**TASK DIRECTIONS**:
Each entry should be set down exactly as written, except for any picture it holds.
::::::
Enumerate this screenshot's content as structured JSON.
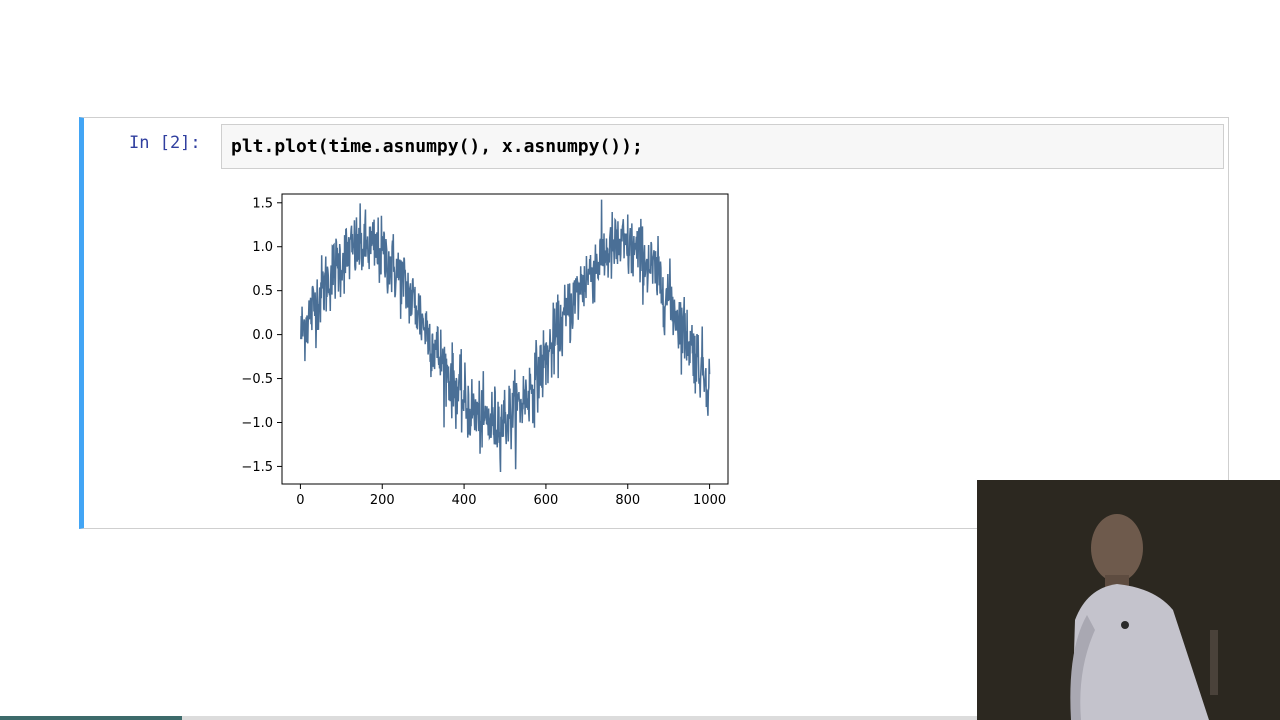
{
  "cell": {
    "prompt": "In [2]:",
    "code": "plt.plot(time.asnumpy(), x.asnumpy());"
  },
  "chart_data": {
    "type": "line",
    "title": "",
    "xlabel": "",
    "ylabel": "",
    "xlim": [
      -45,
      1045
    ],
    "ylim": [
      -1.7,
      1.6
    ],
    "xticks": [
      0,
      200,
      400,
      600,
      800,
      1000
    ],
    "yticks": [
      -1.5,
      -1.0,
      -0.5,
      0.0,
      0.5,
      1.0,
      1.5
    ],
    "xtick_labels": [
      "0",
      "200",
      "400",
      "600",
      "800",
      "1000"
    ],
    "ytick_labels": [
      "−1.5",
      "−1.0",
      "−0.5",
      "0.0",
      "0.5",
      "1.0",
      "1.5"
    ],
    "grid": false,
    "line_color": "#4a6f96",
    "series": [
      {
        "description": "noisy sine: sin(0.01*t) + noise(std≈0.2), t = 1..1000",
        "x_start": 1,
        "x_end": 1000,
        "noise_std": 0.2
      }
    ]
  },
  "colors": {
    "cell_border_accent": "#42a5f5",
    "prompt": "#303f9f",
    "code_background": "#f7f7f7"
  }
}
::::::
**ANSWER TO THIS PROBLEM**:
Enumerate this screenshot's content as structured JSON.
{
  "cell": {
    "prompt": "In [2]:",
    "code": "plt.plot(time.asnumpy(), x.asnumpy());"
  },
  "chart_data": {
    "type": "line",
    "title": "",
    "xlabel": "",
    "ylabel": "",
    "xlim": [
      -45,
      1045
    ],
    "ylim": [
      -1.7,
      1.6
    ],
    "xticks": [
      0,
      200,
      400,
      600,
      800,
      1000
    ],
    "yticks": [
      -1.5,
      -1.0,
      -0.5,
      0.0,
      0.5,
      1.0,
      1.5
    ],
    "xtick_labels": [
      "0",
      "200",
      "400",
      "600",
      "800",
      "1000"
    ],
    "ytick_labels": [
      "−1.5",
      "−1.0",
      "−0.5",
      "0.0",
      "0.5",
      "1.0",
      "1.5"
    ],
    "grid": false,
    "line_color": "#4a6f96",
    "series": [
      {
        "description": "noisy sine: sin(0.01*t) + noise(std≈0.2), t = 1..1000",
        "x_start": 1,
        "x_end": 1000,
        "noise_std": 0.2
      }
    ]
  },
  "colors": {
    "cell_border_accent": "#42a5f5",
    "prompt": "#303f9f",
    "code_background": "#f7f7f7"
  }
}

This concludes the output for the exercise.